The key purpose of reconciliation is to address the underlying suspicion, mistrust and discrimination that have been manifest and symptomatic of the three-decade conflict. Creating a sense of inter-dependence between all communities is crucial if minority communities are to feel a connection to the newly-rebuilt nation. In this connection, two positive developments in the current political context are worthy of note. First, increasing acceptance that the conflict requires a political settlement as opposed to the view that it is only a terrorist problem; and rather than operating through a top-down approach of political patronage and proxies there is now recognition of the need to engage elected representatives of the Tamil community in the nation building endeavour.
That said, it must be remembered that reconciliation is both a process and a goal. Hence, it will necessarily require time and space to bear fruit. Reconciliation cannot be imposed or forced on a nation as an event. It requires both a strategy and a systematised response mechanism by the state and other stakeholders to deal with the likely obstacles that will emerge along the way.
THE COMMON IDENTITY
Sri Lanka has undoubtedly been through a difficult and devastating period in its history. The need to cultivate and capitalise on the crucial aspect that unites all its peoples — the common identity of being Sri Lankan — is imperative in the ultimate analysis of moving the nation forward to a sustainable and durable peace and prosperity.
The notion of Sri Lankan is then not an identity separate from each of the differences.
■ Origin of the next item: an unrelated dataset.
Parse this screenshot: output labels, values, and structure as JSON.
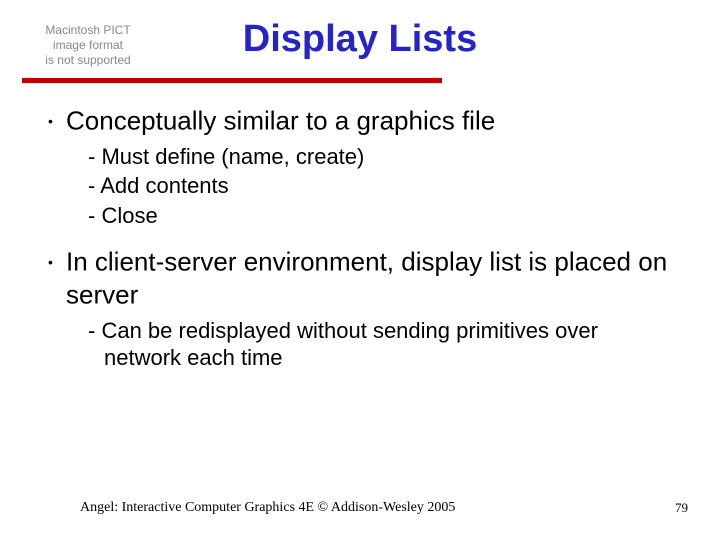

Rather, it is an identity that has resulted from the combination and co-habitation of the various identities. If each citizen sees that being Sri Lankan does not necessitate the need to give up his or her own identity or multiple identities but rather that the notion of being Sri Lankan subsumes all such identities, we will then reconcile our differences more easily. For, what affects the individual and separate identities, will in turn affect the common identity of all.
THE WAY FORWARD
While the substantive aspects of reconciliation must be at the core of achieving national stability, developing robust institutional mechanisms, effective coordination systems, a rigorous reporting strategy and an over-arching vision for reconciliation remains the need of the hour.
This article appeared at The Daily Mirror and is reprinted with permission
About the author: Salma Yusuf
Salma Yusuf is a Visiting Lecturer, Masters in Human Rights, University of Colombo and University of Sydney; Visiting Lecturer, Bachelor of Laws, University of Northumbria – Regional Campus for Sri Lanka & Maldives; LL.M, Queen Mary, University of London; Queen Mary Scholar 2008-2009; LL.B (Hons), University of London.
She provides legal and policy advisory services on both national and international programmes in the fields of human rights law, transitional justice, comparative social justice, and peace-building.
She has authored publications for the Sri Lanka Journal of International Law; the Seattle Journal for Social Justice; the Complutense University of Madrid; the Institue of Human Rights; and the School of Oriental and African Studies, University of London.
Email: [email protected]